■ **RECORDS PROVIDED**
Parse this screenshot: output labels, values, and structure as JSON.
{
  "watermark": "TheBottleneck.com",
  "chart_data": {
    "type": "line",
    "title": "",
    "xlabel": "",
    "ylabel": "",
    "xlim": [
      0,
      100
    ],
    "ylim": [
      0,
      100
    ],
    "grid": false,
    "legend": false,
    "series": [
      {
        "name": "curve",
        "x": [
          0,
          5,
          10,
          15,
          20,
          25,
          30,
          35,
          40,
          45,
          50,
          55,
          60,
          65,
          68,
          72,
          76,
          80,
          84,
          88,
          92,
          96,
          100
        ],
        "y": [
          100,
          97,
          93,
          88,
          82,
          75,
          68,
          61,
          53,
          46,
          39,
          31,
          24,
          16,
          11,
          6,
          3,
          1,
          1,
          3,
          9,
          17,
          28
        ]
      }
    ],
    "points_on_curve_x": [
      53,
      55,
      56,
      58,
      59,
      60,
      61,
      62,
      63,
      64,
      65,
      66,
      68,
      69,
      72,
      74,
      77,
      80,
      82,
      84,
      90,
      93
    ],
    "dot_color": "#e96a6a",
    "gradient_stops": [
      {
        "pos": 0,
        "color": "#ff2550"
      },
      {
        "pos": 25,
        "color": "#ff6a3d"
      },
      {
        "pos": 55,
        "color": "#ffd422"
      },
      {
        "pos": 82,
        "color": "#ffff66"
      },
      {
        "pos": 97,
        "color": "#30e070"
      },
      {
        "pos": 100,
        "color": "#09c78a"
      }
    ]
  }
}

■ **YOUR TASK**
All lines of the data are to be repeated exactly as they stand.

■ **SOLUTION**
Parse this screenshot: output labels, values, and structure as JSON.
{
  "watermark": "TheBottleneck.com",
  "chart_data": {
    "type": "line",
    "title": "",
    "xlabel": "",
    "ylabel": "",
    "xlim": [
      0,
      100
    ],
    "ylim": [
      0,
      100
    ],
    "grid": false,
    "legend": false,
    "series": [
      {
        "name": "curve",
        "x": [
          0,
          5,
          10,
          15,
          20,
          25,
          30,
          35,
          40,
          45,
          50,
          55,
          60,
          65,
          68,
          72,
          76,
          80,
          84,
          88,
          92,
          96,
          100
        ],
        "y": [
          100,
          97,
          93,
          88,
          82,
          75,
          68,
          61,
          53,
          46,
          39,
          31,
          24,
          16,
          11,
          6,
          3,
          1,
          1,
          3,
          9,
          17,
          28
        ]
      }
    ],
    "points_on_curve_x": [
      53,
      55,
      56,
      58,
      59,
      60,
      61,
      62,
      63,
      64,
      65,
      66,
      68,
      69,
      72,
      74,
      77,
      80,
      82,
      84,
      90,
      93
    ],
    "dot_color": "#e96a6a",
    "gradient_stops": [
      {
        "pos": 0,
        "color": "#ff2550"
      },
      {
        "pos": 25,
        "color": "#ff6a3d"
      },
      {
        "pos": 55,
        "color": "#ffd422"
      },
      {
        "pos": 82,
        "color": "#ffff66"
      },
      {
        "pos": 97,
        "color": "#30e070"
      },
      {
        "pos": 100,
        "color": "#09c78a"
      }
    ]
  }
}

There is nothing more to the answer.